U.S Poet Laureate Ada Limón channels this cosmic future of ours in her splendid poem “Dead Stars,” present in her assortment The Carrying (public library) and browse right here by the poet herself throughout her altogether great lecture at Portland’s Literary Arts, to which I’ve added the requisite benediction of Bach.
by Ada Limón
Out right here, there’s a bowing even the timber are doing.
Winter’s icy hand in the back of all of us.
Black bark, slick yellow leaves, a form of stillness that feels
so mute it’s virtually in one other yr.
I’m a fire of spiders as of late: a nest of making an attempt.
We level out the celebrities that make Orion as we take out
the trash, the rolling containers a tune of suburban thunder.
It’s virtually romantic as we modify the waxy blue
recycling bin till you say, Man, we should always actually be taught
some new constellations.
And it’s true. We maintain forgetting about Antlia, Centaurus,
Draco, Lacerta, Hydra, Lyra, Lynx.
But largely we’re forgetting we’re lifeless stars too, my mouth is full
of mud and I want to reclaim the rising —
to lean within the highlight of streetlight with you, towards
what’s bigger inside us, towards how we had been born.
Look, we’re not unspectacular issues.
We’ve come this far, survived this a lot. What
would occur if we determined to survive extra? To love more durable?
What if we stood up with our synapses and flesh and mentioned, No.
No, to the rising tides.
Stood for the numerous mute mouths of the ocean, of the land?
What would occur if we used our our bodies to discount
for the protection of others, for earth,
if we declared a clear night time, if we stopped being terrified,
if we launched our calls for into the sky, made ourselves so huge
individuals might level to us with the arrows they make of their minds,
rolling their trash bins out, in any case of that is over?
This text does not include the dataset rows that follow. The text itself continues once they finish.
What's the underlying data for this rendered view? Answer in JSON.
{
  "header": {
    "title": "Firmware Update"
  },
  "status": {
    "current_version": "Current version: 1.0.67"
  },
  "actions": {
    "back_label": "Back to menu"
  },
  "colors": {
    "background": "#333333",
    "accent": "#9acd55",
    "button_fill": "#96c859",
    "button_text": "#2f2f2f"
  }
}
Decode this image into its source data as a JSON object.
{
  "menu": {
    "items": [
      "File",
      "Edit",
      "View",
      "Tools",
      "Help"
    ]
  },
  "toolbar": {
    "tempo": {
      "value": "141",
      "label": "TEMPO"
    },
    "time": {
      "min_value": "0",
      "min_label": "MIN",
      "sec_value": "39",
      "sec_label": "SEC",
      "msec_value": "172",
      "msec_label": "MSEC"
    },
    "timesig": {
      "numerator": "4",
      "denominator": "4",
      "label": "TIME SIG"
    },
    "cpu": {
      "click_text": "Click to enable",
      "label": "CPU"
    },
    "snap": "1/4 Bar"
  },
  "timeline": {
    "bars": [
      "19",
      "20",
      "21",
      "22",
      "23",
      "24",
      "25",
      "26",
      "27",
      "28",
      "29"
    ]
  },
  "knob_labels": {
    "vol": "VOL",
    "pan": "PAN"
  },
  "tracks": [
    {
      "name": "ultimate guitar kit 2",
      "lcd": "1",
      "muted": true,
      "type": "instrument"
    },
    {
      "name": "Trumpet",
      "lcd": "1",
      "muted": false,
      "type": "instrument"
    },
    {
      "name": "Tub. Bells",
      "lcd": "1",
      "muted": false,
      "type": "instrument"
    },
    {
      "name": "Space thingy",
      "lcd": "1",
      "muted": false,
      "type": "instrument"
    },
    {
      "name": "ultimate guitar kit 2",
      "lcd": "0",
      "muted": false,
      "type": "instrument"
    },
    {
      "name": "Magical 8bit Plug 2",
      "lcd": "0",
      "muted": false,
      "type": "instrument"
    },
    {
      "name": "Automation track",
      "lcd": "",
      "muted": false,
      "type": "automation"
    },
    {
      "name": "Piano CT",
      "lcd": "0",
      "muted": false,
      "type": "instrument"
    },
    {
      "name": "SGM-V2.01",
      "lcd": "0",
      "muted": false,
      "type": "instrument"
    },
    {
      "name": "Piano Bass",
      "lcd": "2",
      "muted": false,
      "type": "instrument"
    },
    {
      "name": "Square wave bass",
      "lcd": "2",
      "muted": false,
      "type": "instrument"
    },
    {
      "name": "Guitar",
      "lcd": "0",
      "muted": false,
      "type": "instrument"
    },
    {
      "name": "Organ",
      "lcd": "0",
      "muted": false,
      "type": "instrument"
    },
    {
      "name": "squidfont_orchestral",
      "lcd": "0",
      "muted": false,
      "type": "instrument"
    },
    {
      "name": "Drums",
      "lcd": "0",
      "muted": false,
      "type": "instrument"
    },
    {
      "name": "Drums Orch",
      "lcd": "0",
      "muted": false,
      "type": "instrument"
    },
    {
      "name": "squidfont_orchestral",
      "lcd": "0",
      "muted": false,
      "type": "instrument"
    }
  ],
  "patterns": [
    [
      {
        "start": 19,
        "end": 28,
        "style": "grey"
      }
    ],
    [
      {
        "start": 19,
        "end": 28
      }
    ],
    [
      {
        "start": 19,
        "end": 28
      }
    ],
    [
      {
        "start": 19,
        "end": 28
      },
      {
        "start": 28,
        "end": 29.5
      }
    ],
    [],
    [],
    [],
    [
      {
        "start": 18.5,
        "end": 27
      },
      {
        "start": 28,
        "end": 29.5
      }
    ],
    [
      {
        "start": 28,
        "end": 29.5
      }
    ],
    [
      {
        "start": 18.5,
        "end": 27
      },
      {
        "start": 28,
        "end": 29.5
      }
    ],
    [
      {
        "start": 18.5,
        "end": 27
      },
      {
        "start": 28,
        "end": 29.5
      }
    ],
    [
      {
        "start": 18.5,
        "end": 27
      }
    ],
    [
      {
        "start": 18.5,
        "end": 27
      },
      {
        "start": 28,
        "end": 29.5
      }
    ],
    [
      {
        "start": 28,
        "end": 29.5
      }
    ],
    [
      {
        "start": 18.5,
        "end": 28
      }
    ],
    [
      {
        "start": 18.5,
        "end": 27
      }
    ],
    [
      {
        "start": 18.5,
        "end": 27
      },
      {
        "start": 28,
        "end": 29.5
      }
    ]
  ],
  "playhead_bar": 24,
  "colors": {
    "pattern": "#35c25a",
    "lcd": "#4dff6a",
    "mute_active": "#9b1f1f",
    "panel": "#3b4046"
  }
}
Complement with the unusual astronomer-poet Rebecca Elson’s “Antidotes to Fear of Death” and “Let There Always Be Light (Searching for Dark Matter),” then revisit the poetic physicist Brian Greene’s Rilke-lensed reflection on how our creaturely limitations give life which means.